### What is required
All entries shown below must be given again word for word.
____________________
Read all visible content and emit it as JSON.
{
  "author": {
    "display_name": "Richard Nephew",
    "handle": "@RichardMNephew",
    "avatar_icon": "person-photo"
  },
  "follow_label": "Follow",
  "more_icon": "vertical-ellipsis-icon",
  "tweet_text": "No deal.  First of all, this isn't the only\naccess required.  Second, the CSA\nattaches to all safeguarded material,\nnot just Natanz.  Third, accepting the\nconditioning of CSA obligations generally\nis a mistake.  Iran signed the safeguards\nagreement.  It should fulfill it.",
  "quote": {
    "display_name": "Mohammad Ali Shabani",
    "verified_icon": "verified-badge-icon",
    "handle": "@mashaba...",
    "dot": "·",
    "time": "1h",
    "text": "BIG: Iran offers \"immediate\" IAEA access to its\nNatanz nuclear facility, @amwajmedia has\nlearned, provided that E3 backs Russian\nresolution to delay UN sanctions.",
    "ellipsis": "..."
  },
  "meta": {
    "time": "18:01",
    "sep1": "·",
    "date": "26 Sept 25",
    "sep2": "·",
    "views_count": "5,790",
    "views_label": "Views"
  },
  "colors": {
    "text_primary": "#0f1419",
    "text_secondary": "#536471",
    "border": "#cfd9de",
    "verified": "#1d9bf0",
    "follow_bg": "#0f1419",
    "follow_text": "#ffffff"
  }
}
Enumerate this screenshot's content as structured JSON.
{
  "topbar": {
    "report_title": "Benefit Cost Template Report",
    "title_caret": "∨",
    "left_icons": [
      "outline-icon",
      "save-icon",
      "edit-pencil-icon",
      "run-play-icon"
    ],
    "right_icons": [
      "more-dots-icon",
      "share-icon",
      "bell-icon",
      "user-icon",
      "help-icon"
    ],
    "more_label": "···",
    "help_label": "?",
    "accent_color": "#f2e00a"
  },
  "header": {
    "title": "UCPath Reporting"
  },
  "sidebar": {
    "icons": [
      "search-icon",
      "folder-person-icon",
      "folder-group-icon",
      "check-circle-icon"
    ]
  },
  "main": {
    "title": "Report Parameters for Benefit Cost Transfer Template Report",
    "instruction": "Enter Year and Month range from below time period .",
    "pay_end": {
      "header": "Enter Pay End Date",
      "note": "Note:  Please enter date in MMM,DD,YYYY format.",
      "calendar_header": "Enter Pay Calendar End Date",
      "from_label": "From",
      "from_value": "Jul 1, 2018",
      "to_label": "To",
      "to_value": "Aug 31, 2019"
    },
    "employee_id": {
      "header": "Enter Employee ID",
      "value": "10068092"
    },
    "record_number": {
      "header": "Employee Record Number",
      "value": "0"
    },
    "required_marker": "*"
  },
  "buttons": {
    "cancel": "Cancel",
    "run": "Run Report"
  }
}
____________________
### Response
Read all visible content and emit it as JSON.
{
  "author": {
    "display_name": "Richard Nephew",
    "handle": "@RichardMNephew",
    "avatar_icon": "person-photo"
  },
  "follow_label": "Follow",
  "more_icon": "vertical-ellipsis-icon",
  "tweet_text": "No deal.  First of all, this isn't the only\naccess required.  Second, the CSA\nattaches to all safeguarded material,\nnot just Natanz.  Third, accepting the\nconditioning of CSA obligations generally\nis a mistake.  Iran signed the safeguards\nagreement.  It should fulfill it.",
  "quote": {
    "display_name": "Mohammad Ali Shabani",
    "verified_icon": "verified-badge-icon",
    "handle": "@mashaba...",
    "dot": "·",
    "time": "1h",
    "text": "BIG: Iran offers \"immediate\" IAEA access to its\nNatanz nuclear facility, @amwajmedia has\nlearned, provided that E3 backs Russian\nresolution to delay UN sanctions.",
    "ellipsis": "..."
  },
  "meta": {
    "time": "18:01",
    "sep1": "·",
    "date": "26 Sept 25",
    "sep2": "·",
    "views_count": "5,790",
    "views_label": "Views"
  },
  "colors": {
    "text_primary": "#0f1419",
    "text_secondary": "#536471",
    "border": "#cfd9de",
    "verified": "#1d9bf0",
    "follow_bg": "#0f1419",
    "follow_text": "#ffffff"
  }
}
Enumerate this screenshot's content as structured JSON.
{
  "topbar": {
    "report_title": "Benefit Cost Template Report",
    "title_caret": "∨",
    "left_icons": [
      "outline-icon",
      "save-icon",
      "edit-pencil-icon",
      "run-play-icon"
    ],
    "right_icons": [
      "more-dots-icon",
      "share-icon",
      "bell-icon",
      "user-icon",
      "help-icon"
    ],
    "more_label": "···",
    "help_label": "?",
    "accent_color": "#f2e00a"
  },
  "header": {
    "title": "UCPath Reporting"
  },
  "sidebar": {
    "icons": [
      "search-icon",
      "folder-person-icon",
      "folder-group-icon",
      "check-circle-icon"
    ]
  },
  "main": {
    "title": "Report Parameters for Benefit Cost Transfer Template Report",
    "instruction": "Enter Year and Month range from below time period .",
    "pay_end": {
      "header": "Enter Pay End Date",
      "note": "Note:  Please enter date in MMM,DD,YYYY format.",
      "calendar_header": "Enter Pay Calendar End Date",
      "from_label": "From",
      "from_value": "Jul 1, 2018",
      "to_label": "To",
      "to_value": "Aug 31, 2019"
    },
    "employee_id": {
      "header": "Enter Employee ID",
      "value": "10068092"
    },
    "record_number": {
      "header": "Employee Record Number",
      "value": "0"
    },
    "required_marker": "*"
  },
  "buttons": {
    "cancel": "Cancel",
    "run": "Run Report"
  }
}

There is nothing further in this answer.